One of Bogie’s finest roles, he is very convincing as a gin-swilling roughneck. That may have something to do with the fact that while they filmed this flick in the jungles of Africa, Humphrey Bogart and director John Huston stuck to a steady diet of baked beans, canned asparagus and Scotch whiskey. There was a method to their madness…they were the only two from the cast and crew that made it through filming without getting dysentery or malaria. This included Hepburn, who drank only water and had dysentery so bad they had to keep a bucket next to the camera.
There is some great trivia on The African Queen at IMDB.

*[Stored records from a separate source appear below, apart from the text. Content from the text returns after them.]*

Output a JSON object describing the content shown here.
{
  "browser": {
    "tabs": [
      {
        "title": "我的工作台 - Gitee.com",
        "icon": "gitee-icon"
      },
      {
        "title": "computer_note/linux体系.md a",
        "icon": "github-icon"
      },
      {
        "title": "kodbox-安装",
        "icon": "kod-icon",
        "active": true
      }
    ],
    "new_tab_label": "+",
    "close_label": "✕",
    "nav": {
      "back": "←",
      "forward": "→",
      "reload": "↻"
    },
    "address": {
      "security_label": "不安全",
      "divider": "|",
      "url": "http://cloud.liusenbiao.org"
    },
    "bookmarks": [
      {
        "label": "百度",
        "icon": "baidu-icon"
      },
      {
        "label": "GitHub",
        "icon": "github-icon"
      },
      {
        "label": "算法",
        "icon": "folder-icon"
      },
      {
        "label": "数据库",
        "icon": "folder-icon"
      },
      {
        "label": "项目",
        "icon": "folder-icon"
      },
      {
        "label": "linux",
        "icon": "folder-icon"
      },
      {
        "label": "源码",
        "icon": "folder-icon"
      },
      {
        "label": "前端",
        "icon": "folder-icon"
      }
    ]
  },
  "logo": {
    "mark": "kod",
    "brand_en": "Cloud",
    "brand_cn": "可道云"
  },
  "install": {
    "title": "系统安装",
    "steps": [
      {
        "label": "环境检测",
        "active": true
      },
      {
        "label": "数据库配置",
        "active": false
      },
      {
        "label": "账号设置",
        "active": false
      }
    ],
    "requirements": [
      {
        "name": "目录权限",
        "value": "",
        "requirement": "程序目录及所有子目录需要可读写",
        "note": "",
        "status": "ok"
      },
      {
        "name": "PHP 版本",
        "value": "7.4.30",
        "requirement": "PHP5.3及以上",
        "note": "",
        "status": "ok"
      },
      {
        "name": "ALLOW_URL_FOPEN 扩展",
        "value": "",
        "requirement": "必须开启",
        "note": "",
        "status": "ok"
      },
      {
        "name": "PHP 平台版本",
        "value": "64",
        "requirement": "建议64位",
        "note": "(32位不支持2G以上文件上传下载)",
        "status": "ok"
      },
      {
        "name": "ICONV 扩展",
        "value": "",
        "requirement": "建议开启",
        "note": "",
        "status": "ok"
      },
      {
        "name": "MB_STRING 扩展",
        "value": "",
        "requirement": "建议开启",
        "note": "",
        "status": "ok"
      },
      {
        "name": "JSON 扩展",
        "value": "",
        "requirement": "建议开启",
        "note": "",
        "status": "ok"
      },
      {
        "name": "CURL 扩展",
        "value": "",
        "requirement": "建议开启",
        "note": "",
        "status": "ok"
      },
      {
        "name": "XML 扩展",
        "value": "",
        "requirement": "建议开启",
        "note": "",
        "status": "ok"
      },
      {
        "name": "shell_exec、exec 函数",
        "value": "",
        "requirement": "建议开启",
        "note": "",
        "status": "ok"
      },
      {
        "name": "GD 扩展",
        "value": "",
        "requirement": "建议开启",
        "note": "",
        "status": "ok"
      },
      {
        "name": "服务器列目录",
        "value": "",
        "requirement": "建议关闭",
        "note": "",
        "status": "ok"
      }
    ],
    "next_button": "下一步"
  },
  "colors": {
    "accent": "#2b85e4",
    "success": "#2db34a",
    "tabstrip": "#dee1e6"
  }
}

Just as the ’58 Plymouth Fury was a character in Christine and the pimped-out Dunham Coach Eldorado was a character in Superfly, so was the little steamer The African Queen (I suppose this turn of the name was to indicate the double meaning, as Hepburn’s character also acted like the Queen of Africa). The boat had already been in actual service for 4o years when they used it for the film, and went on for many years after working hard along the river. Today the boat is still in service…it’s docked in Key Largo, FL just off the Overseas Highway (US 1). It’s on display, looking very close to the way it did in the movie, and is available for charters. It’s really no where near as big as it looks in the movie. Kind of funny that it would end up in Key Largo, with Bogie’s connection to that island with his 1948 movie.
Booze: Gin. British Gin.
Here’s the trailer from 1951…
– Tiki Chris reporting from the jungles behind The Pirate’s Cove Tiki Bar, South Florida